Oh, fuck it. I'm suggesting you become an alcoholic. Life's got no meaning anyway.
I don't consider myself an incredibly picky eater, but there are a bunch of foods that I just don't like. I don't like mushrooms,
I don't like shrimp or shellfish,
and I can't stand bananas.
Bananas are fucking bullshit.
Well, when you put it that way.
Here's my deal. We're on this earth for precious short time. If there's a food truck out there that makes just, the best goddamn seared scallops wrapped in bacon on the planet, I don't want to miss out. Plus, I really feel like I'm ordering an incomplete dish when I pick all the mushrooms out of my steak and gravy like I'm a goddamn 5 year old.
So I guess my question is: What's the best way to acclimate myself to these new foods? Should I just try them? Bury them in sauce? Sneak them into other dishes I like? I'd really love to be able to extend my palate and be able to enjoy these foods.

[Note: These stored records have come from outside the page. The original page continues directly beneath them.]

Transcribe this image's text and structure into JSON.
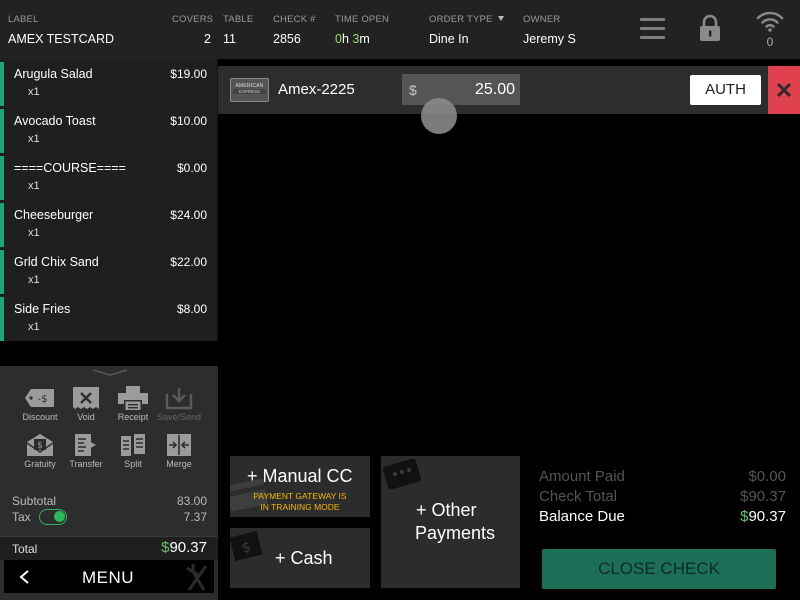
{
  "header": {
    "label": {
      "title": "LABEL",
      "value": "AMEX TESTCARD"
    },
    "covers": {
      "title": "COVERS",
      "value": "2"
    },
    "table": {
      "title": "TABLE",
      "value": "11"
    },
    "check": {
      "title": "CHECK #",
      "value": "2856"
    },
    "time_open": {
      "title": "TIME OPEN",
      "hours": "0",
      "h_unit": "h",
      "minutes": "3",
      "m_unit": "m"
    },
    "order_type": {
      "title": "ORDER TYPE",
      "value": "Dine In"
    },
    "owner": {
      "title": "OWNER",
      "value": "Jeremy S"
    },
    "wifi_count": "0"
  },
  "order_items": [
    {
      "name": "Arugula Salad",
      "qty": "x1",
      "price": "$19.00"
    },
    {
      "name": "Avocado Toast",
      "qty": "x1",
      "price": "$10.00"
    },
    {
      "name": "====COURSE====",
      "qty": "x1",
      "price": "$0.00"
    },
    {
      "name": "Cheeseburger",
      "qty": "x1",
      "price": "$24.00"
    },
    {
      "name": "Grld Chix Sand",
      "qty": "x1",
      "price": "$22.00"
    },
    {
      "name": "Side Fries",
      "qty": "x1",
      "price": "$8.00"
    }
  ],
  "actions": {
    "discount": "Discount",
    "void": "Void",
    "receipt": "Receipt",
    "save_send": "Save/Send",
    "gratuity": "Gratuity",
    "transfer": "Transfer",
    "split": "Split",
    "merge": "Merge"
  },
  "totals": {
    "subtotal_label": "Subtotal",
    "subtotal_value": "83.00",
    "tax_label": "Tax",
    "tax_value": "7.37",
    "tax_enabled": true,
    "total_label": "Total",
    "total_currency": "$",
    "total_amount": "90.37"
  },
  "menu_label": "MENU",
  "payment": {
    "card_brand_line1": "AMERICAN",
    "card_brand_line2": "EXPRESS",
    "name": "Amex-2225",
    "currency": "$",
    "amount": "25.00",
    "auth_label": "AUTH"
  },
  "buttons": {
    "manual_cc": "+ Manual CC",
    "gateway_warning_line1": "PAYMENT GATEWAY IS",
    "gateway_warning_line2": "IN TRAINING MODE",
    "cash": "+ Cash",
    "other_line1": "+ Other",
    "other_line2": "Payments",
    "close_check": "CLOSE CHECK"
  },
  "summary": {
    "amount_paid_label": "Amount Paid",
    "amount_paid_value": "$0.00",
    "check_total_label": "Check Total",
    "check_total_value": "$90.37",
    "balance_due_label": "Balance Due",
    "balance_due_currency": "$",
    "balance_due_value": "90.37"
  },
  "colors": {
    "accent_green": "#1fa57a",
    "close_check_bg": "#1d6e56",
    "delete_red": "#e0414f",
    "warning_yellow": "#f5b800"
  }
}
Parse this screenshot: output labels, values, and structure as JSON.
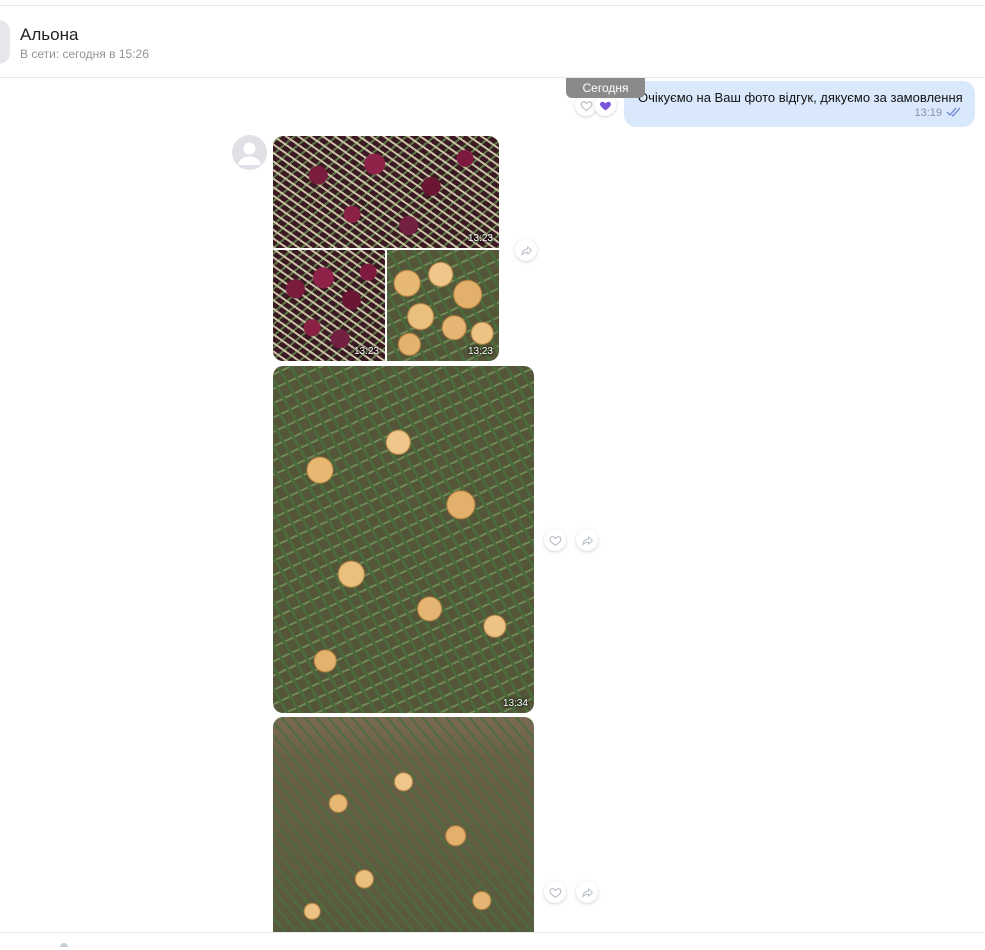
{
  "header": {
    "contact_name": "Альона",
    "status": "В сети: сегодня в 15:26"
  },
  "date_separator": "Сегодня",
  "outgoing_message": {
    "text": "Очікуємо на Ваш фото відгук, дякуємо за замовлення",
    "time": "13:19",
    "status_icon": "double-check-icon",
    "reaction_icon": "heart-icon",
    "reaction_color": "#7a54d6"
  },
  "incoming": {
    "avatar_icon": "user-placeholder-icon",
    "photos": [
      {
        "name": "photo-red-onions-large",
        "time": "13:23"
      },
      {
        "name": "photo-red-onions-small",
        "time": "13:23"
      },
      {
        "name": "photo-yellow-onions-small",
        "time": "13:23"
      },
      {
        "name": "photo-yellow-onions-big",
        "time": "13:34"
      },
      {
        "name": "photo-onions-on-soil",
        "time": ""
      }
    ]
  },
  "icons": {
    "like": "heart-icon",
    "forward": "share-arrow-icon"
  },
  "colors": {
    "outgoing_bubble": "#d9e9fb",
    "date_badge": "#8a8a8a",
    "status_text": "#939393"
  }
}
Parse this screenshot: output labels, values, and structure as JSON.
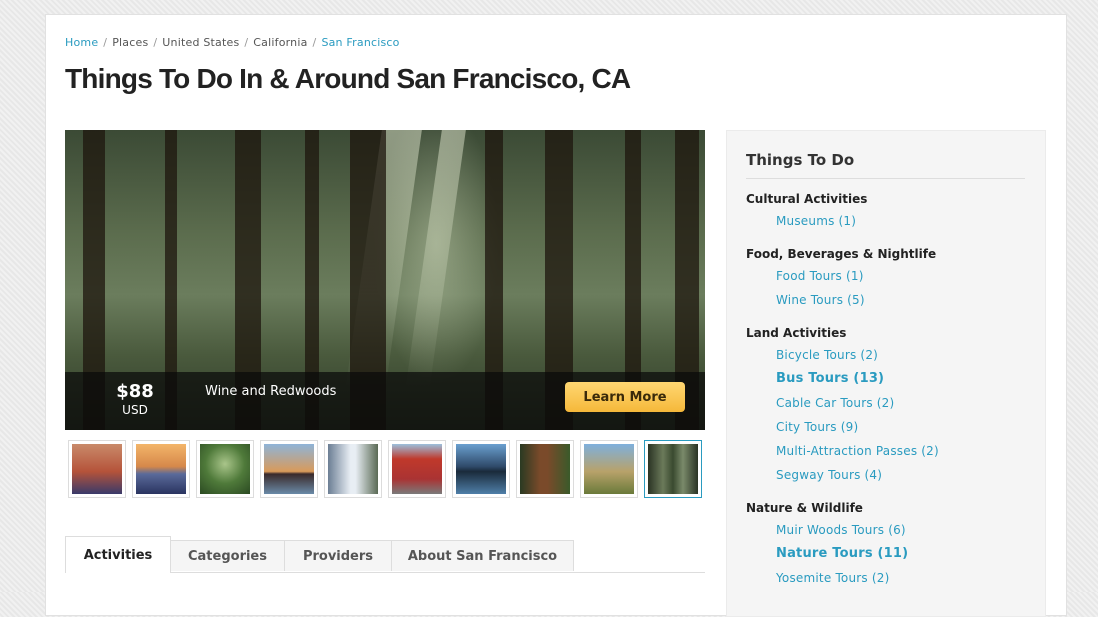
{
  "breadcrumb": {
    "home": "Home",
    "places": "Places",
    "country": "United States",
    "state": "California",
    "city": "San Francisco",
    "separator": "/"
  },
  "page_title": "Things To Do In & Around San Francisco, CA",
  "hero": {
    "price": "$88",
    "currency": "USD",
    "name": "Wine and Redwoods",
    "button_label": "Learn More"
  },
  "thumbnails": [
    {
      "name": "golden-gate-sunset"
    },
    {
      "name": "bay-sunset"
    },
    {
      "name": "forest-tree"
    },
    {
      "name": "bay-bridge"
    },
    {
      "name": "yosemite-falls"
    },
    {
      "name": "cable-car-trolley"
    },
    {
      "name": "mountain-lake"
    },
    {
      "name": "redwood-trail"
    },
    {
      "name": "vineyard-hills"
    },
    {
      "name": "redwood-forest",
      "active": true
    }
  ],
  "tabs": [
    "Activities",
    "Categories",
    "Providers",
    "About San Francisco"
  ],
  "sidebar": {
    "title": "Things To Do",
    "categories": [
      {
        "label": "Cultural Activities",
        "items": [
          {
            "label": "Museums (1)"
          }
        ]
      },
      {
        "label": "Food, Beverages & Nightlife",
        "items": [
          {
            "label": "Food Tours (1)"
          },
          {
            "label": "Wine Tours (5)"
          }
        ]
      },
      {
        "label": "Land Activities",
        "items": [
          {
            "label": "Bicycle Tours (2)"
          },
          {
            "label": "Bus Tours (13)",
            "bold": true
          },
          {
            "label": "Cable Car Tours (2)"
          },
          {
            "label": "City Tours (9)"
          },
          {
            "label": "Multi-Attraction Passes (2)"
          },
          {
            "label": "Segway Tours (4)"
          }
        ]
      },
      {
        "label": "Nature & Wildlife",
        "items": [
          {
            "label": "Muir Woods Tours (6)"
          },
          {
            "label": "Nature Tours (11)",
            "bold": true
          },
          {
            "label": "Yosemite Tours (2)"
          }
        ]
      }
    ]
  },
  "colors": {
    "link": "#2a9bc0",
    "button": "#f5b83a",
    "title": "#222222"
  }
}
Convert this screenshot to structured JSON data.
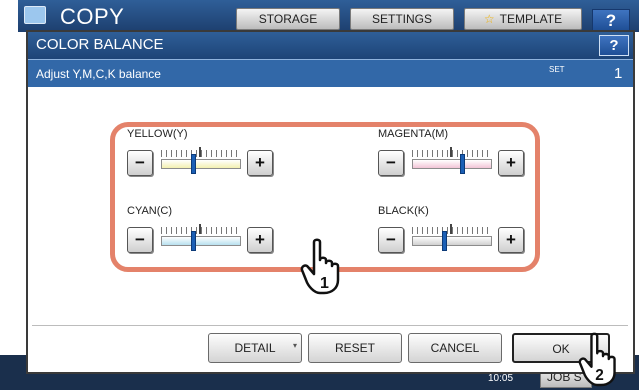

Sam, good for you. Sincerely. You somehow managed to make it all the way to adulthood with the palate of a file cabinet, which sucks—but now you're trying to do the work of becoming an adventurous eater, which is fucking awesome. That's a task many people never have to consider, and many, many more people are too chicken-livered to attempt. So, bravo to you, sir.
Here's the thing. The foods you don't like, it's not as though they're, like, friggin' fresh bat-blood or fermented lichen or Bill Plaschke's beard clippings—they're not genuinely out-there foodstuffs. They're perfectly normal foods, no less commonly enjoyed by the rest of the world's populace than, say, celery. They're good. People like them. You just haven't figured out why, yet.
The popularity of those foods is good news for you, because it means that there are, in aggregate, roughly 10 bazillion different preparations of these foodstuffs, and somewhere among those many different ways to consume mushrooms or shrimp or whatever are the ones that will help you to figure out why people like them. Pick a cuisine whose flavors and preparations you particularly enjoy (like, say, if you really like Thai food), and have a go at some of it that contains shrimp. Do it when you're fucking famished and in the company of friends who won't make you feel like shit if you pull a stinkface, pick something exciting and indulgent and kind of pricey, and remind yourself going in that this is good food made by expert cooks, and that if millions and millions of other people can enjoy it, wolf it down, go fucking nuts for it, then certainly you can, too. Don't feel like you need to eat mushrooms with every meal for a month; just, maybe, a few times each month, when you're really furiously goddamn hungry and looking for something to eat for lunch, pick something otherwise exciting and appetizing that also has some mushrooms in it. Close your eyes and fire it down. Feel how happy it makes your grumbling stomach. Give your body and palate and mind a chance to associate mushrooms with sweet, sweet sustenance.
I don't know if that's going to work. I'd say it gives you a decent chance. Try these foods when you're literally going blind from starvation, and eventually you might grow to like them.
Good luck, Sam. I'm proud of you, buddy. An exciting world of new, delicious foods awaits!
Except bananas. Seriously. Fuck bananas.
I hope you die soon.
Albert Burneko is an eating enthusiast and father of two. His work can be found destroying everything of value in his crumbling home, or in shorter form on Twitter @albertburneko. You can find lots more Foodspin at foodspin.deadspin.com.
Image by Jim Cooke.